Many teachers may teach the same material, but each one’s character is an important aspect of how the knowledge will be perceived by the students. I understand myself to be dynamic, exciting, and a person constantly searching for the fun in everything I pursue. This is why I like to utilize unorthodox methods to not only teach the language, but also create an enjoyable classroom environment. For example, my background in Arabic calligraphy enables me to use art and illustrations to teach grammar or vocabulary.
My love for music and recreation has led me to write songs and develop games, which I have used in class to help students memorize complex concepts. This creates a healthy environment, encourages participation by preventing boredom, and brings my own character into the classroom. Also, I make an effort to stress that the Arabic language and culture and intertwined, which is why I utilize cultural opportunities to help my students live the language. Depending on the resources we have available, this can range from assigning conversations with native speakers, attending events regarding issues pertaining to Arab culture, or even discussing videos available on YouTube.

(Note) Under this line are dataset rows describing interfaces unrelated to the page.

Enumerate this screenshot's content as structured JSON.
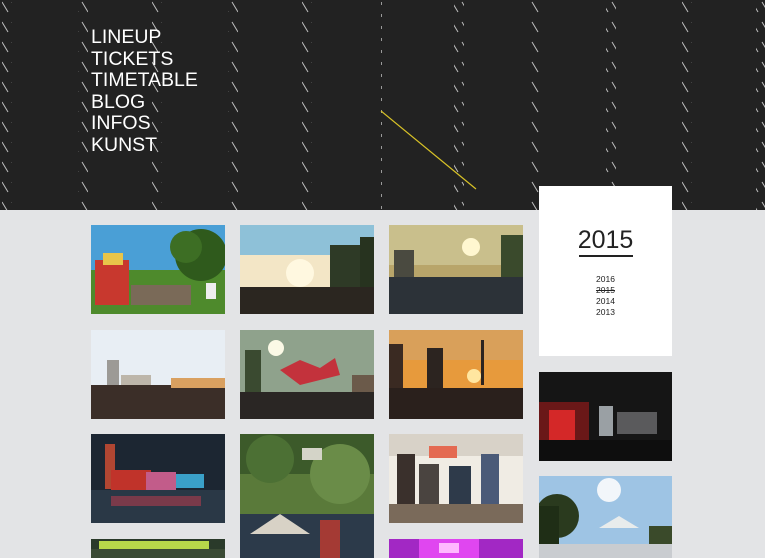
{
  "nav": {
    "items": [
      "LINEUP",
      "TICKETS",
      "TIMETABLE",
      "BLOG",
      "INFOS",
      "KUNST"
    ]
  },
  "archive": {
    "current_year": "2015",
    "years": [
      "2016",
      "2015",
      "2014",
      "2013"
    ]
  },
  "colors": {
    "header_bg": "#222222",
    "page_bg": "#e3e4e6",
    "accent_line": "#d8c227"
  }
}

I can remember the joy I felt when my students forgot my presence in the classroom and rose to the challenge of communicating with local university students whom I had invited. The goal of all this is to encourage my students to have the confidence to use Arabic as naturally as possible. These exercises allow me to enjoy my job as a teacher and learn from the amazing stories and experiences of my students.

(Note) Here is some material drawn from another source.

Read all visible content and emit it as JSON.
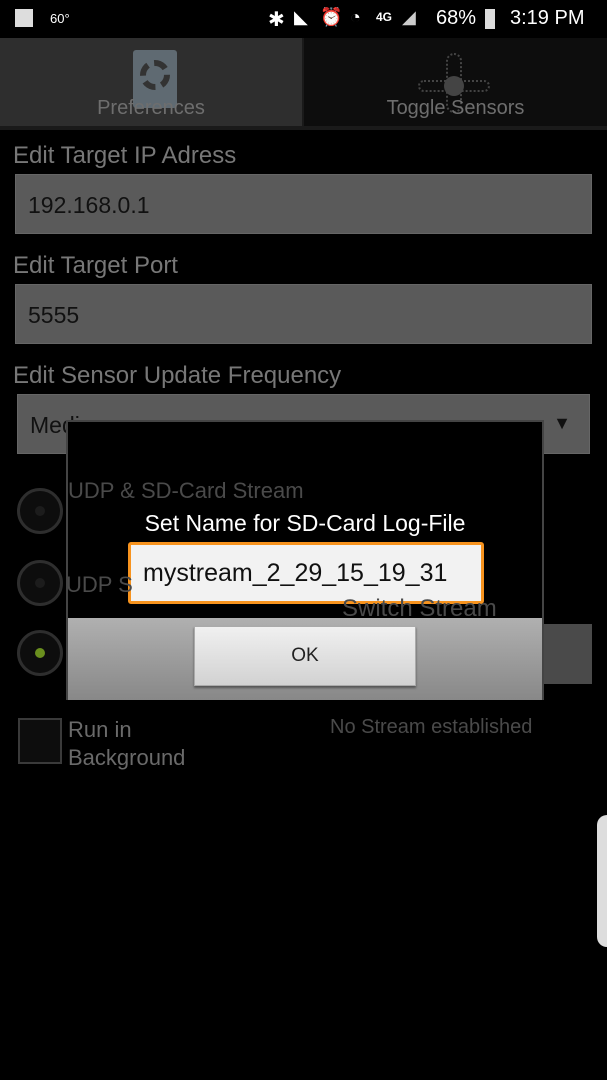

Early on in my career I began to see the common fear among my students that proficiency in unreachable and Arabic too difficult to pronounce. I realized that for the quality of my teaching to increase; I must be able to provide my students with the tools to challenge these fears. This is why I strive to minimize the use of English in the classroom to the best of my ability. Of course, English is required at the introductory and beginning levels but should slowly change into more Arabic with time. For example, from the intermediate level on, all of my exams are written only in Arabic, which may scare students at first. However, experience has taught me that overcoming this small challenge gives students a large amount of confidence. Hence, I am constantly working to develop creative ways to answer questions and explain concepts without the use of English when possible.
For example, utilizing acting, body language and physical demonstrations, the vocabulary on the page is brought to life in the middle of the classroom, which helps students to remember without the same stress of basic memorization. I also like to assign multiple group projects such as speaking to the class regarding different topics or preparing skits to perform in class. This makes it easier for students to learn from each other especially when a student may be nervous about approaching the professor. If students make a mistake, I have always made an effort not to embarrass an individual because it destroys the confidence we worked to build.
For over five years I have been teaching Arabic to non-native speakers from various universities in the United States. This experience has taught me to lessons I need to excel as a professional in this field. I am qualified to teach the Arabic language and confident that I have the tools to so effectively.
Nizar hasn’t set a schedule.